The Missile Technology Control Regime is an informal understanding between member countries to limit the proliferation of missiles, rocket systems, unmanned air vehicles and related technology for systems that can carry a 500 kilogramme payload for at least 300 kilometres, as well as those systems intended for the delivery of weapons of mass destruction (WMD).
- It was established in April 1987 by the G-7 countries (Canada, France, Germany, Italy, Japan, the UK, and the United States).
- It is not an official treaty with legally binding obligations.
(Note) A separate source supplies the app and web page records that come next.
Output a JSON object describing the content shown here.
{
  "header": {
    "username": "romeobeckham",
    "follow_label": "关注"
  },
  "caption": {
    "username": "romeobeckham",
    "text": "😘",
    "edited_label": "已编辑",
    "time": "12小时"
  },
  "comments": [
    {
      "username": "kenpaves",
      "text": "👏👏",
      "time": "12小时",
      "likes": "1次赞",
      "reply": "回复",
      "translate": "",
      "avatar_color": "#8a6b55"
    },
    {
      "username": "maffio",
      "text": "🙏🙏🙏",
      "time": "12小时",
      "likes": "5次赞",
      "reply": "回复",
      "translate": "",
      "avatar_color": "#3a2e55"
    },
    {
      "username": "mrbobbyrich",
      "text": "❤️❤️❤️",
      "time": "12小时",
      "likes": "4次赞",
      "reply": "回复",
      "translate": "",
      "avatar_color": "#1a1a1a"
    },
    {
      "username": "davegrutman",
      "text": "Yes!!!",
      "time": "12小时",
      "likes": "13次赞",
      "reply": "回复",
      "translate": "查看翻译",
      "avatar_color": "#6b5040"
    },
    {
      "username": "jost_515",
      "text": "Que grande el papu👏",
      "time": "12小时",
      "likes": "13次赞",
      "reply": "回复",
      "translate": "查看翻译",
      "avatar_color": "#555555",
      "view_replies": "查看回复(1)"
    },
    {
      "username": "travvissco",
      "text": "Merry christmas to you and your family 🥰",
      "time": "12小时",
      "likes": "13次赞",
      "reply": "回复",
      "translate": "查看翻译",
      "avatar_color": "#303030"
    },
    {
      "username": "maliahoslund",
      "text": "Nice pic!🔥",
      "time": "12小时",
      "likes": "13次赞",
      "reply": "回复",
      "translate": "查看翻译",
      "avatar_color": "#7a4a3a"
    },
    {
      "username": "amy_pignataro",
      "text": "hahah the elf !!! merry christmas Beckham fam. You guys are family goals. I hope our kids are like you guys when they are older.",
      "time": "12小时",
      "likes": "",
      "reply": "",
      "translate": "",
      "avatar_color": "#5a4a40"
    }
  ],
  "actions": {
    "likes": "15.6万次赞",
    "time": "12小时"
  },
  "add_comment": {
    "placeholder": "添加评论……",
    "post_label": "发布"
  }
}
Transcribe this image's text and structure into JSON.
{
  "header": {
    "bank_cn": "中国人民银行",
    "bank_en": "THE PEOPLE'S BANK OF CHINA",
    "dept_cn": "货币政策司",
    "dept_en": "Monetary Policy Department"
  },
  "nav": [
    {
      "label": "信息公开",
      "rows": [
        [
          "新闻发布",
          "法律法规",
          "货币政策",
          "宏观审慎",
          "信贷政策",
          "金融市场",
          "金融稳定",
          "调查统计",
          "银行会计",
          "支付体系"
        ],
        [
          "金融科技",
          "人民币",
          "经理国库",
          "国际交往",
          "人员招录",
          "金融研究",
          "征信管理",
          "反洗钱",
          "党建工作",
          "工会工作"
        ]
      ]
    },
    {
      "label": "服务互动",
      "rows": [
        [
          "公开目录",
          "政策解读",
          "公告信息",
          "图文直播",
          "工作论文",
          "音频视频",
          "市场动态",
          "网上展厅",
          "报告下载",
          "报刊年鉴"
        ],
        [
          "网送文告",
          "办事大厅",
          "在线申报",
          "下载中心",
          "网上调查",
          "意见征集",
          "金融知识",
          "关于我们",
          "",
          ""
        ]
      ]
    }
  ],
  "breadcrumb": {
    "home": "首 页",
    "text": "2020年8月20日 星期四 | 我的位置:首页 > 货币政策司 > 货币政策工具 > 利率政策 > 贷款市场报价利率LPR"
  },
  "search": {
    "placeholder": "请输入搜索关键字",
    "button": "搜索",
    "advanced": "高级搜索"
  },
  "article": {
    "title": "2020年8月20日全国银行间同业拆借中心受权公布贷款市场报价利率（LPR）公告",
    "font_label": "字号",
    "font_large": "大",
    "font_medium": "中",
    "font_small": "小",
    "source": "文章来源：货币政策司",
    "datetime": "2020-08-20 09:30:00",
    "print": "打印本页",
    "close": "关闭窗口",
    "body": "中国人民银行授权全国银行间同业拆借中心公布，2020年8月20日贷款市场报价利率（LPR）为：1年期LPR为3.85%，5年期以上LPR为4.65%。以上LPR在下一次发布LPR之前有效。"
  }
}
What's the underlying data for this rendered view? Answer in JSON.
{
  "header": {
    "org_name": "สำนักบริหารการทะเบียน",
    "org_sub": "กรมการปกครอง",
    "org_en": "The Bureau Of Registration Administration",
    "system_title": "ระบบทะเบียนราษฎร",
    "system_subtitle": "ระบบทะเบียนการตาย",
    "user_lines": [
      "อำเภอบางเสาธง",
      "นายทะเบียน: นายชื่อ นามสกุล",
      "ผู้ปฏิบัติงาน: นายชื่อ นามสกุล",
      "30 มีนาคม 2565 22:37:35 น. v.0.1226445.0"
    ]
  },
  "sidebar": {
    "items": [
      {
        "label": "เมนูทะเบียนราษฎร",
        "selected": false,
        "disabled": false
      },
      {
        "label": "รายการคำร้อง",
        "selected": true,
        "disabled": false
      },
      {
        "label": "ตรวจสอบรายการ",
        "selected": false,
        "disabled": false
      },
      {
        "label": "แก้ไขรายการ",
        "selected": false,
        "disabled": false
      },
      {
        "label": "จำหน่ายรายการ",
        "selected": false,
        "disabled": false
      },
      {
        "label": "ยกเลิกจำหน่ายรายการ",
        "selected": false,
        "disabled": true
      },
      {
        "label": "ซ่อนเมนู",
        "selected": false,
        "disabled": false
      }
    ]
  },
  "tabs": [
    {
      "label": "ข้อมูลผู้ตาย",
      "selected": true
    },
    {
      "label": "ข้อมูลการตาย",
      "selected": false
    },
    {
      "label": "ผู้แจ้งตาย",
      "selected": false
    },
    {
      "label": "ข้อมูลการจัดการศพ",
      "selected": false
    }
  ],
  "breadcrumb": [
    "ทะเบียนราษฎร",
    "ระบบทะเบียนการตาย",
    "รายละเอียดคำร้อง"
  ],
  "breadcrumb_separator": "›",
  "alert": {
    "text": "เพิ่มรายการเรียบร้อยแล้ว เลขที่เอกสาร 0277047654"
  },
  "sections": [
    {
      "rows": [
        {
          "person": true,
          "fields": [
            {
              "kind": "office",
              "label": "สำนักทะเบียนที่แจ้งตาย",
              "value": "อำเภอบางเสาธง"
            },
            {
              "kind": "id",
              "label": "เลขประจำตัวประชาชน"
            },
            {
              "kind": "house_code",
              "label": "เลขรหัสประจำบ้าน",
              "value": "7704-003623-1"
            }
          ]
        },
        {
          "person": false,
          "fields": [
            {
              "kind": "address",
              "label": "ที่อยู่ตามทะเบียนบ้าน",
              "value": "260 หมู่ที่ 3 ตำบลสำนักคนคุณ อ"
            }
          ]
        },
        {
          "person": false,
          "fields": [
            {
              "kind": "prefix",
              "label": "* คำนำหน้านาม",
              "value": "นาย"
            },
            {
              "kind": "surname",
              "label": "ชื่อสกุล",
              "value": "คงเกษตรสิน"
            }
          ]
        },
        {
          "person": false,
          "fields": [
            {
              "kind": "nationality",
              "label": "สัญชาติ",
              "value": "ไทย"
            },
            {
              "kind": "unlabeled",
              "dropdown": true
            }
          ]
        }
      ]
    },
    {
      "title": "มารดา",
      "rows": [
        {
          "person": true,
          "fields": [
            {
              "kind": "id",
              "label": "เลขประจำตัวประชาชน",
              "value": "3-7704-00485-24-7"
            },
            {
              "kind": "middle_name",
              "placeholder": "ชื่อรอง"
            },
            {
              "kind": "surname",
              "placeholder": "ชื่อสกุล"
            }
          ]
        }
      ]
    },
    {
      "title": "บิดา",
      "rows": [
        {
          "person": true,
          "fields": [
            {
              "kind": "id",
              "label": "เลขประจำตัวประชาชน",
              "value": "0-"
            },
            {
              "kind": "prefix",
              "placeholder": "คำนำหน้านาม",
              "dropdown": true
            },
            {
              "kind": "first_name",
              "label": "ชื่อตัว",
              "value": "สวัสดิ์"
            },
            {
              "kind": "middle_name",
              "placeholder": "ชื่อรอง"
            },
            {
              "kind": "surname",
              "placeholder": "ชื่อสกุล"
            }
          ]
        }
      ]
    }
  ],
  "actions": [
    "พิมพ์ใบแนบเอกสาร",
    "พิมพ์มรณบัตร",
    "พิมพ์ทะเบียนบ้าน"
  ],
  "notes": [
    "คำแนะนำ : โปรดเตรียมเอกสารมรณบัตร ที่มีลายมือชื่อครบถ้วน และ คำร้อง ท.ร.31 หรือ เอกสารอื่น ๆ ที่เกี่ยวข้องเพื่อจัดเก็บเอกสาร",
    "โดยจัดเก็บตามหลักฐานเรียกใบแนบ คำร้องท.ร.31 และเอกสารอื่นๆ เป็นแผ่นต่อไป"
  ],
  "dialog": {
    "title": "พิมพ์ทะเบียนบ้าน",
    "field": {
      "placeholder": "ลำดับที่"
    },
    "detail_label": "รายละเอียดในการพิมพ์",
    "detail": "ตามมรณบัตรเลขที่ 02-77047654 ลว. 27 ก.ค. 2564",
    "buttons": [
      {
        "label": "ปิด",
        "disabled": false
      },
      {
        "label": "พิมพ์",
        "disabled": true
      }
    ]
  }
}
It is only an informal political understanding.
- The items included under MTCR guidelines are divided into Category I (complete rocket and unmanned aerial vehicle systems) and Category II (dual use missile related components and systems).
- India became the 35th country to join the regime.
Sources: the hindu.
Paper 2 Topic: Bilateral, regional and global groupings and agreements involving India and/or affecting India’s interests.
Arrest of staffer violates Vienna Convention, says Pakistan
Pakistan has accused India of violating the international convention for protection of diplomats after New Delhi briefly detained a staffer of the Pakistan High Commission.
Indian security agencies recently arrested a Pakistani High Commission staffer on allegations of espionage. The charges are that he was found to be in possession of defence-related documents. Soon after the arrest, however, he was released, declared persona non grata, and informed that he must leave India within 48 hours.
What is the Vienna Convention?
It’s a treaty that came into force in 1964, which lays out the rules and regulations for diplomatic relations between countries as well as the various privileges that diplomats and diplomatic missions enjoy. One of these privileges is legal immunity for diplomats so that they don’t have to face prosecution as per their host country’s laws.
Sources: the hindu.
Facts for Prelims
- The State of Himachal Pradesh has been declared Open Defecation Free (ODF). HP is the second State in the country (after Sikkim) to achieve the feat. With this, Himachal Pradesh has successfully achieved a total rural sanitation coverage of 100% in the State, with all 12 out of 12 districts in the State being both, declared as well as verified, as ODF.
- Twenty-four nations and the European Union have agreed unanimously to declare the Ross Sea in Antarctica an official Marine Protected Area after negotiations brokered by the UN’s Commission for the Conservation of Antarctic Marine Living Resources. With this, some 1.57m sq km (600,000 sq miles) of the Southern Ocean will gain protection from commercial fishing for 35 years. The Ross Sea is one of the last intact marine ecosystems in the world, home to penguins, seals, Antarctic toothfish, and whales. It is seen as critical for scientists to study how marine ecosystems function and to understand the impacts of climate change on the ocean.